A Montreal mother whose son is missing in Peru said she won't give up until he's found, even though an elite Israeli search-and-rescue team she hired has failed to turn up any trace.
Alisa Clamen hired Magnus International Search and Rescue in November to search the rugged Peruvian terrain for any hints of her son Jesse Galganov, who disappeared in September while on a backpacking trip.
She said that after 35 days of unsuccessfully combing over every inch of the territory within several kilometres of her son's last known wheareabouts, the search-and-rescue team believes foul play was involved.
"If he had fallen into the water or off a cliff they would have found him, had he been there undisturbed," she said in a phone interview.
"Their hypothesis is there's been some intervention."
Clamen said nobody has heard from her son since two French hikers reported having camped with him on Sept. 30.
She said the team has been compiling lists and interviewing anyone who was on the trail at the time of her son's disappearance, as well as searching on foot and by air, using drones.
But so far, they haven't found a shred of physical evidence linked to her 22-year-old son, who was in Peru as part of a backpacking trip through South America and Southeast Asia that was scheduled to end next May.
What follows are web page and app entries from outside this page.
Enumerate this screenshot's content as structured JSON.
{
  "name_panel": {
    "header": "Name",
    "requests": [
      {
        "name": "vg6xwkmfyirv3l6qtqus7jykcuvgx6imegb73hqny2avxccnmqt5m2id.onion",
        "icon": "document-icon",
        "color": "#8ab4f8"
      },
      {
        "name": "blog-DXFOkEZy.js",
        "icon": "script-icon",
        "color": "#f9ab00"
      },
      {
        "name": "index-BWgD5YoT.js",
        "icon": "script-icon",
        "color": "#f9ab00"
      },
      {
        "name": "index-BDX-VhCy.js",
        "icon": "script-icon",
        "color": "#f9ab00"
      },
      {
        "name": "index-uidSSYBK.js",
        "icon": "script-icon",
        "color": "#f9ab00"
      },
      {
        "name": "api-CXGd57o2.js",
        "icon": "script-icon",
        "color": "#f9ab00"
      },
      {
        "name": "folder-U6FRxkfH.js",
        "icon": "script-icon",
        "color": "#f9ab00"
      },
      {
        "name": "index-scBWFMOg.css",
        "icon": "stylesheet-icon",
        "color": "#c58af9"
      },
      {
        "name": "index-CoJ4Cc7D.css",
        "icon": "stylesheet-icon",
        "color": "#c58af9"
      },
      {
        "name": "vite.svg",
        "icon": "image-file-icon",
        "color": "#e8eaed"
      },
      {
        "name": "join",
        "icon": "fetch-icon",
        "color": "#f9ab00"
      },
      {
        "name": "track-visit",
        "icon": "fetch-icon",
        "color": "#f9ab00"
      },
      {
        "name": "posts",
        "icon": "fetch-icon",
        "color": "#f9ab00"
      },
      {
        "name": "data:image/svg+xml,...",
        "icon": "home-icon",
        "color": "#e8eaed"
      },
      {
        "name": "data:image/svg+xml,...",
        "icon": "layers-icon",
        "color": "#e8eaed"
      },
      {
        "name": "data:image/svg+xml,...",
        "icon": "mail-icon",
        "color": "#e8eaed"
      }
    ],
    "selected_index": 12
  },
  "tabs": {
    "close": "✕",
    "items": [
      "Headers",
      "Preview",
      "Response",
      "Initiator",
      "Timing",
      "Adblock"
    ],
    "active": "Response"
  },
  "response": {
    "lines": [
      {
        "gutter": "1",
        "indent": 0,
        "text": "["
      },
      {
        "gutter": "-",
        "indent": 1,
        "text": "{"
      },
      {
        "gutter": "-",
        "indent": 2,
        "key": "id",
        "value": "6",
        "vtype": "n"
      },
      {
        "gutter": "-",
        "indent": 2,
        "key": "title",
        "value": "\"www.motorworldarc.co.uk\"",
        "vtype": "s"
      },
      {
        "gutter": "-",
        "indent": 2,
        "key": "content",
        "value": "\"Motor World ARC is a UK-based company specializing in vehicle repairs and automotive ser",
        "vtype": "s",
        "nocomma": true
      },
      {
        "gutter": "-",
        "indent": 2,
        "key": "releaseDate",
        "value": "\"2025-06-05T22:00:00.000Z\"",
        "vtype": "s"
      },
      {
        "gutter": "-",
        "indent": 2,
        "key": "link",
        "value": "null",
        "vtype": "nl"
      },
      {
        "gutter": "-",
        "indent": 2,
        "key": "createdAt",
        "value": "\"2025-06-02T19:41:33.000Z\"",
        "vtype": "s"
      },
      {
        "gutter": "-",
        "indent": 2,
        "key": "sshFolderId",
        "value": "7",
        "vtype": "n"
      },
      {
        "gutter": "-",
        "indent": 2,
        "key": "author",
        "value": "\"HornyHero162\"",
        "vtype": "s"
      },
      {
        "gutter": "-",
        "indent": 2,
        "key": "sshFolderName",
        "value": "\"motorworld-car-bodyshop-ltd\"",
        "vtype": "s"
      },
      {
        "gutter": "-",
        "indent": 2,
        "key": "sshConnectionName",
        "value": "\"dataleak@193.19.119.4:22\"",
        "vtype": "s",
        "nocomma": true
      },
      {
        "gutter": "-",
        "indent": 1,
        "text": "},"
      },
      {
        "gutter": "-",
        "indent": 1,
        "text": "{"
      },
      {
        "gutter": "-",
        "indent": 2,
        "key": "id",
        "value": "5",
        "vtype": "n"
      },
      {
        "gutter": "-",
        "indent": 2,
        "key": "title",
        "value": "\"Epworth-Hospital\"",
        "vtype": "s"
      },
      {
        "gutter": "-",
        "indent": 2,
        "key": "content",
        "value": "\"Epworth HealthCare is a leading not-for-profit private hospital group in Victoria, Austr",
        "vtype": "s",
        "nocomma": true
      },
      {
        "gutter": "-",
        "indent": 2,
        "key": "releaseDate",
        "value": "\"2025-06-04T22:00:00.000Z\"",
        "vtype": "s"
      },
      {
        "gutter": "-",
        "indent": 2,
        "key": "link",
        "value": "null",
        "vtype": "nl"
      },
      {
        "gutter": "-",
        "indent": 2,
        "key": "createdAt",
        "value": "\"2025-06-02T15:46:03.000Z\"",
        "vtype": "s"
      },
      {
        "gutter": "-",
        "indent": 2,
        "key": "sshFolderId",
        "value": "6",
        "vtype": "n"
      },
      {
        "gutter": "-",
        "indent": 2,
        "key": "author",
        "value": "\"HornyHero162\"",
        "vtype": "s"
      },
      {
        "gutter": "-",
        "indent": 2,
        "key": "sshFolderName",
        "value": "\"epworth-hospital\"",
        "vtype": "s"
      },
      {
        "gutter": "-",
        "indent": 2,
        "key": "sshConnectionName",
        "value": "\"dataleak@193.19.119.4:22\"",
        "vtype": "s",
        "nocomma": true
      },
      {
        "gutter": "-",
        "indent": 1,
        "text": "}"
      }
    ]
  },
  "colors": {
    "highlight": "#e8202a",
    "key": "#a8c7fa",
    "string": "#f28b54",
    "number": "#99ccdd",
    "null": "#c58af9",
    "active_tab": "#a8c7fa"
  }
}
Clamen said she's still holding out hope that her son is alive, although after more than three months missing she's prepared for the worst.
Whatever the outcome, she said she'll never give up until she finds out what happened to her son.
"I have to be realistic and I have to keep looking for him no matter the result," she said.
"And if something happened and he's out there and not alive, I still have to bring him home."
Clamen said the last few months have been "hellish and exhausting" as she lives what she said is every mother's worst nightmare.
Earlier in December, she was horrified when her son's Facebook page was temporarily changed to a memorial page, which occurs after someone has died.
She said she's grateful to everyone who has sent messages of support or contributed financially to the "incredibly costly" search for her son.
And despite the disappointing results so far, Clamen said she's confident the search team will figure out what happened to him.
She said that after spending the last two weeks analyzing data, the company will be returning to Peru in the new year for the next phase of the search.
"He's out there, and somebody knows where he is and what happened to him," she said.